Say only the number of lines in the entries below that contain "title".

Component data from apps and pages:
__________

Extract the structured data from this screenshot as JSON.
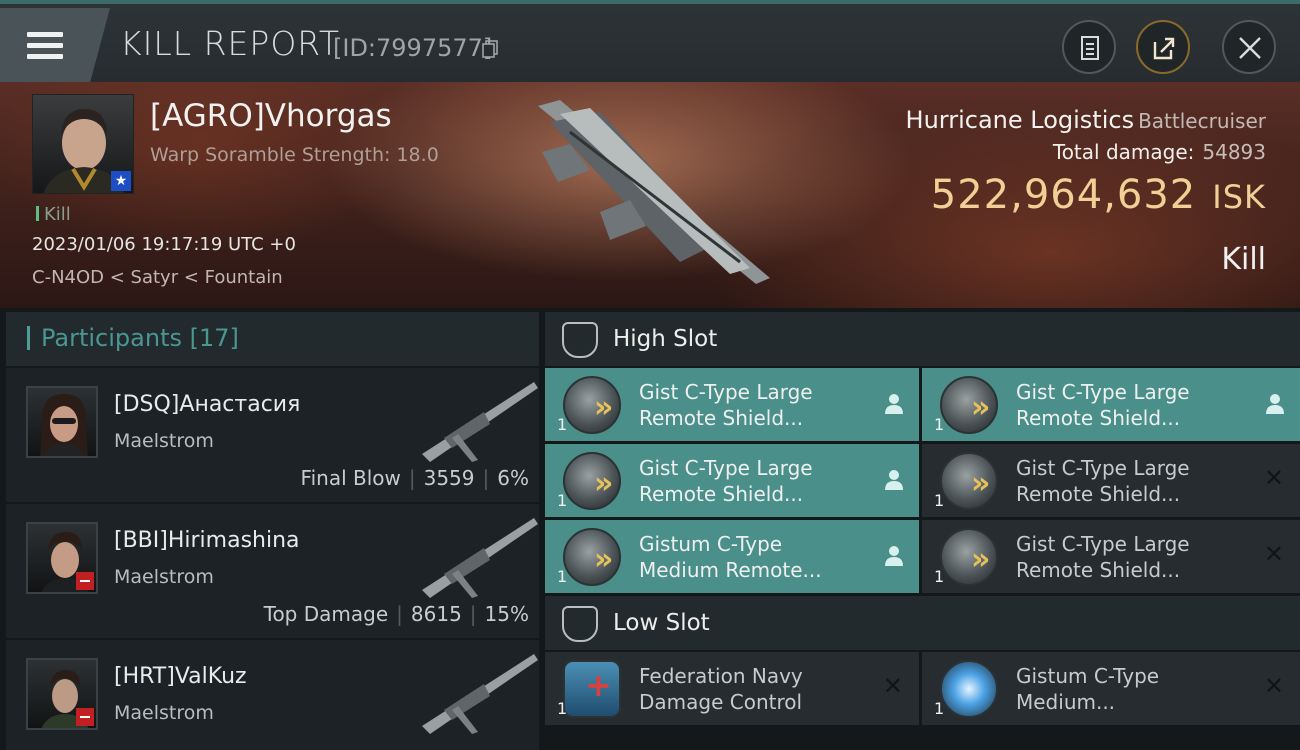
{
  "header": {
    "title": "KILL REPORT",
    "report_id": "[ID:7997577]"
  },
  "victim": {
    "name": "[AGRO]Vhorgas",
    "attribute": "Warp Soramble Strength: 18.0",
    "tag": "Kill",
    "datetime": "2023/01/06 19:17:19 UTC +0",
    "location": "C-N4OD < Satyr < Fountain",
    "ship_name": "Hurricane Logistics",
    "ship_class": "Battlecruiser",
    "damage_label": "Total damage:",
    "damage_value": "54893",
    "isk_value": "522,964,632",
    "isk_unit": "ISK",
    "result": "Kill"
  },
  "participants": {
    "label": "Participants",
    "count": "[17]",
    "items": [
      {
        "name": "[DSQ]Анастасия",
        "ship": "Maelstrom",
        "role": "Final Blow",
        "damage": "3559",
        "percent": "6%"
      },
      {
        "name": "[BBI]Hirimashina",
        "ship": "Maelstrom",
        "role": "Top Damage",
        "damage": "8615",
        "percent": "15%"
      },
      {
        "name": "[HRT]ValKuz",
        "ship": "Maelstrom"
      }
    ]
  },
  "high_slot": {
    "label": "High Slot",
    "modules": [
      {
        "line1": "Gist C-Type Large",
        "line2": "Remote Shield...",
        "qty": "1",
        "state": "dropped"
      },
      {
        "line1": "Gist C-Type Large",
        "line2": "Remote Shield...",
        "qty": "1",
        "state": "dropped"
      },
      {
        "line1": "Gist C-Type Large",
        "line2": "Remote Shield...",
        "qty": "1",
        "state": "dropped"
      },
      {
        "line1": "Gist C-Type Large",
        "line2": "Remote Shield...",
        "qty": "1",
        "state": "destroyed"
      },
      {
        "line1": "Gistum C-Type",
        "line2": "Medium Remote...",
        "qty": "1",
        "state": "dropped"
      },
      {
        "line1": "Gist C-Type Large",
        "line2": "Remote Shield...",
        "qty": "1",
        "state": "destroyed"
      }
    ]
  },
  "low_slot": {
    "label": "Low Slot",
    "modules": [
      {
        "line1": "Federation Navy",
        "line2": "Damage Control",
        "qty": "1",
        "state": "destroyed"
      },
      {
        "line1": "Gistum C-Type",
        "line2": "Medium...",
        "qty": "1",
        "state": "destroyed"
      }
    ]
  },
  "colors": {
    "accent": "#4b8f8a",
    "isk": "#f0d095",
    "danger": "#c21f22"
  },
  "icons": [
    "menu-icon",
    "copy-icon",
    "clipboard-icon",
    "share-icon",
    "close-icon",
    "slot-icon",
    "pilot-icon",
    "x-icon"
  ]
}
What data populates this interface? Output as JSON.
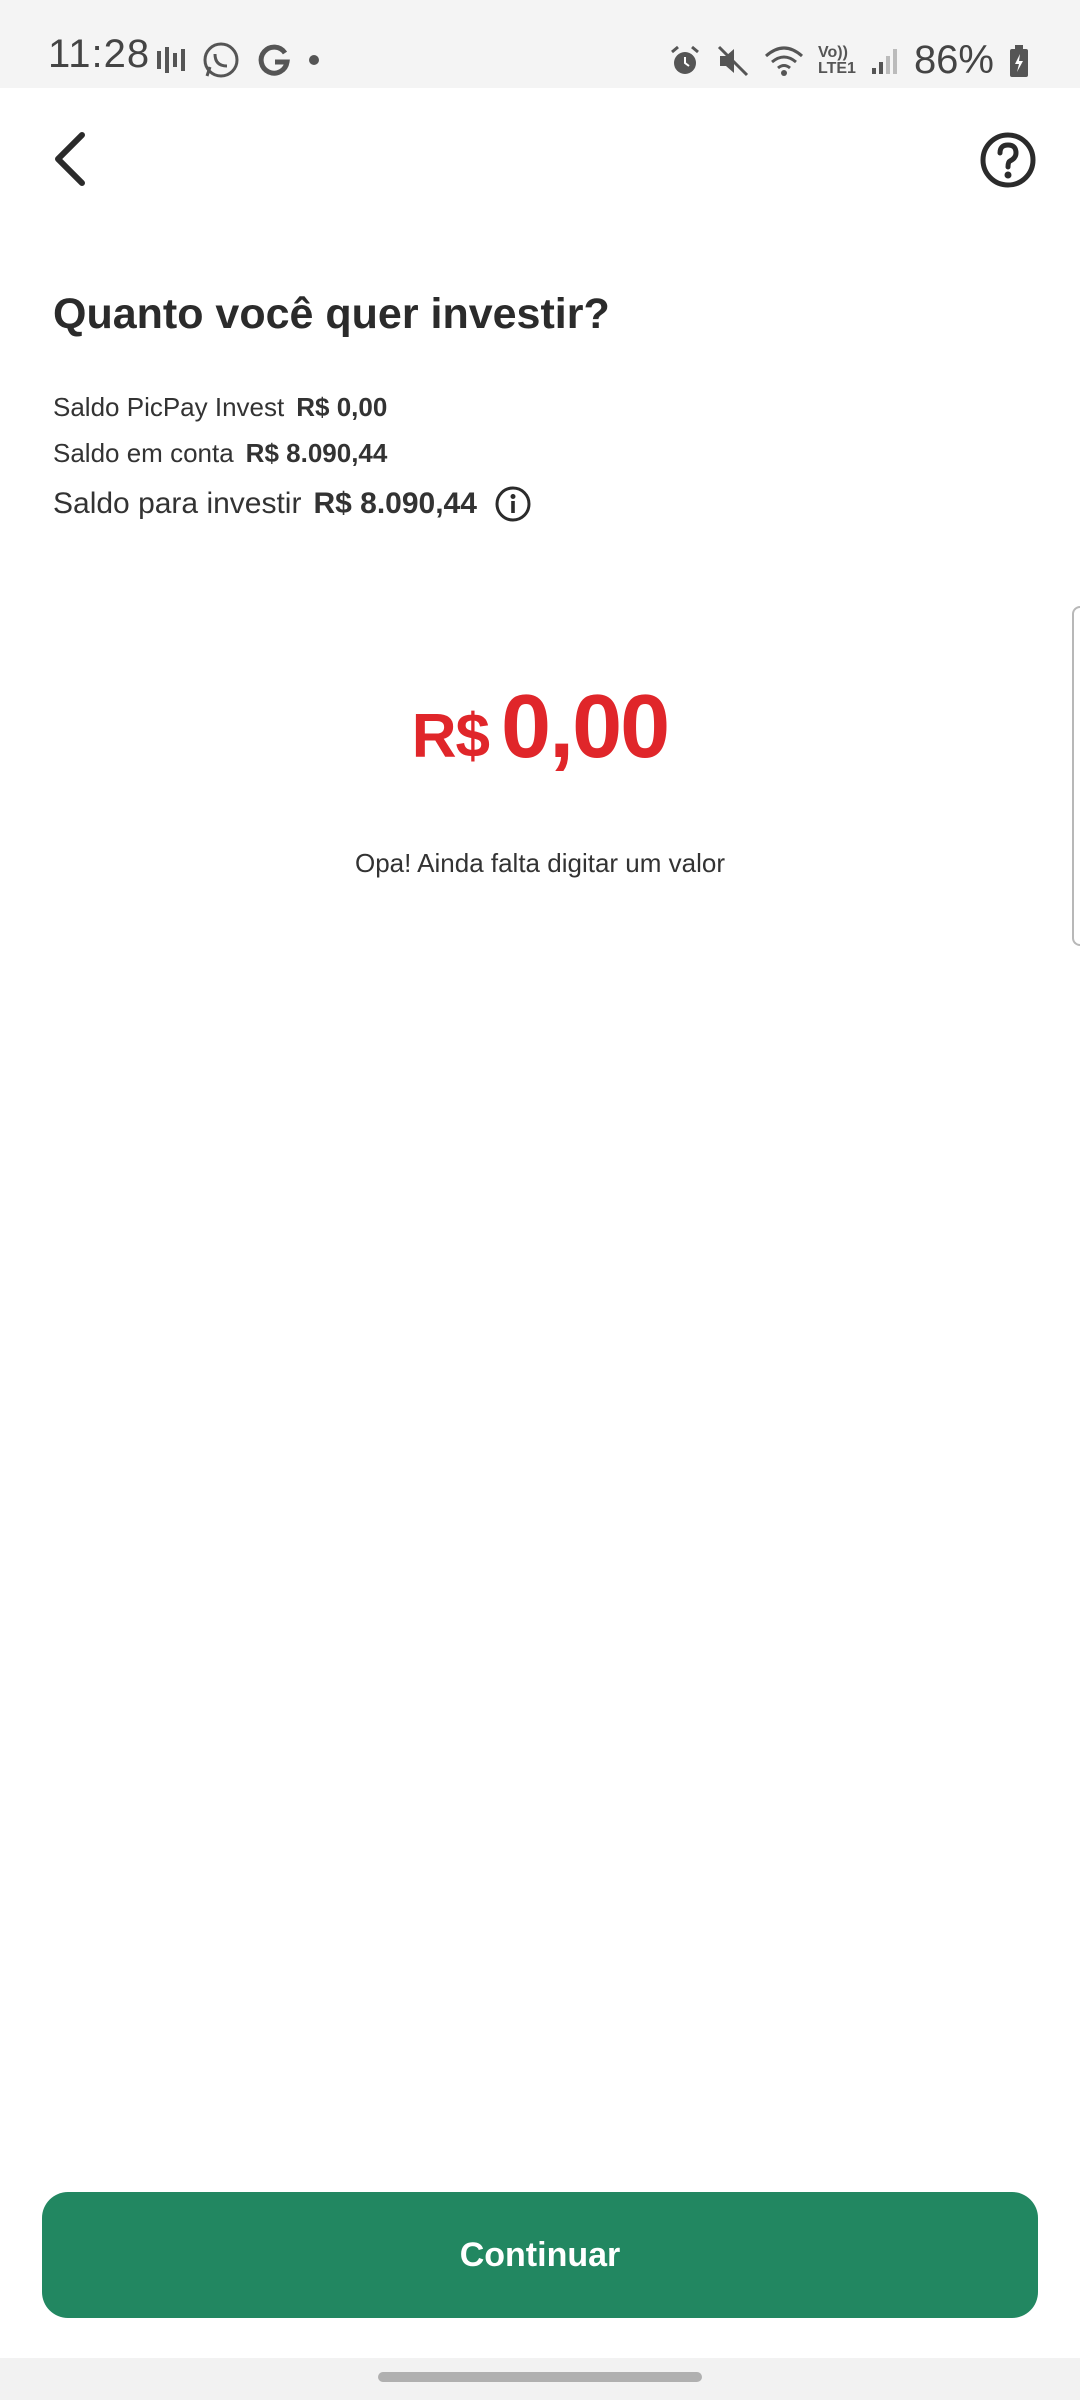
{
  "status_bar": {
    "time": "11:28",
    "battery": "86%",
    "left_icons": [
      "signal-bars-icon",
      "whatsapp-icon",
      "google-icon",
      "dot-icon"
    ],
    "right_icons": [
      "alarm-icon",
      "mute-icon",
      "wifi-icon",
      "volte-icon",
      "cell-signal-icon",
      "battery-icon"
    ],
    "volte_label": "Vo))",
    "lte_label": "LTE1"
  },
  "header": {
    "back_icon": "chevron-left-icon",
    "help_icon": "question-circle-icon"
  },
  "page": {
    "title": "Quanto você quer investir?"
  },
  "balances": [
    {
      "label": "Saldo PicPay Invest",
      "value": "R$ 0,00"
    },
    {
      "label": "Saldo em conta",
      "value": "R$ 8.090,44"
    },
    {
      "label": "Saldo para investir",
      "value": "R$ 8.090,44",
      "icon": "info-icon"
    }
  ],
  "amount": {
    "currency": "R$",
    "value": "0,00",
    "hint": "Opa! Ainda falta digitar um valor",
    "color": "#e0262a"
  },
  "footer": {
    "continue_label": "Continuar",
    "button_color": "#228761"
  }
}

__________

Solution to the problem
2